Assignment - A faithful copy of all the data below, please; leave no line out.

App and web page records
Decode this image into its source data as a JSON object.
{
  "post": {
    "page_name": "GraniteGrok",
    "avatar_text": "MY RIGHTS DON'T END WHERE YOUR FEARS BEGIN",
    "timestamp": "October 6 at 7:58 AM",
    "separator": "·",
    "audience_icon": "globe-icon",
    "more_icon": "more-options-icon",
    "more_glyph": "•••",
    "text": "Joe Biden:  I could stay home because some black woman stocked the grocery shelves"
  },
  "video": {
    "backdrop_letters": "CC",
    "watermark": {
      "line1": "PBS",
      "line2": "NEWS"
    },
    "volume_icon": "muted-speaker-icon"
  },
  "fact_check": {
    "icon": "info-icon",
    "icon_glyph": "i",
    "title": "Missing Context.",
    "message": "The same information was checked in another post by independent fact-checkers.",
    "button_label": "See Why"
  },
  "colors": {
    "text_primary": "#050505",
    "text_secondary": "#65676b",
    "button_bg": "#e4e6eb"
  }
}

Solution to the exercise -
Decode this image into its source data as a JSON object.
{
  "post": {
    "page_name": "GraniteGrok",
    "avatar_text": "MY RIGHTS DON'T END WHERE YOUR FEARS BEGIN",
    "timestamp": "October 6 at 7:58 AM",
    "separator": "·",
    "audience_icon": "globe-icon",
    "more_icon": "more-options-icon",
    "more_glyph": "•••",
    "text": "Joe Biden:  I could stay home because some black woman stocked the grocery shelves"
  },
  "video": {
    "backdrop_letters": "CC",
    "watermark": {
      "line1": "PBS",
      "line2": "NEWS"
    },
    "volume_icon": "muted-speaker-icon"
  },
  "fact_check": {
    "icon": "info-icon",
    "icon_glyph": "i",
    "title": "Missing Context.",
    "message": "The same information was checked in another post by independent fact-checkers.",
    "button_label": "See Why"
  },
  "colors": {
    "text_primary": "#050505",
    "text_secondary": "#65676b",
    "button_bg": "#e4e6eb"
  }
}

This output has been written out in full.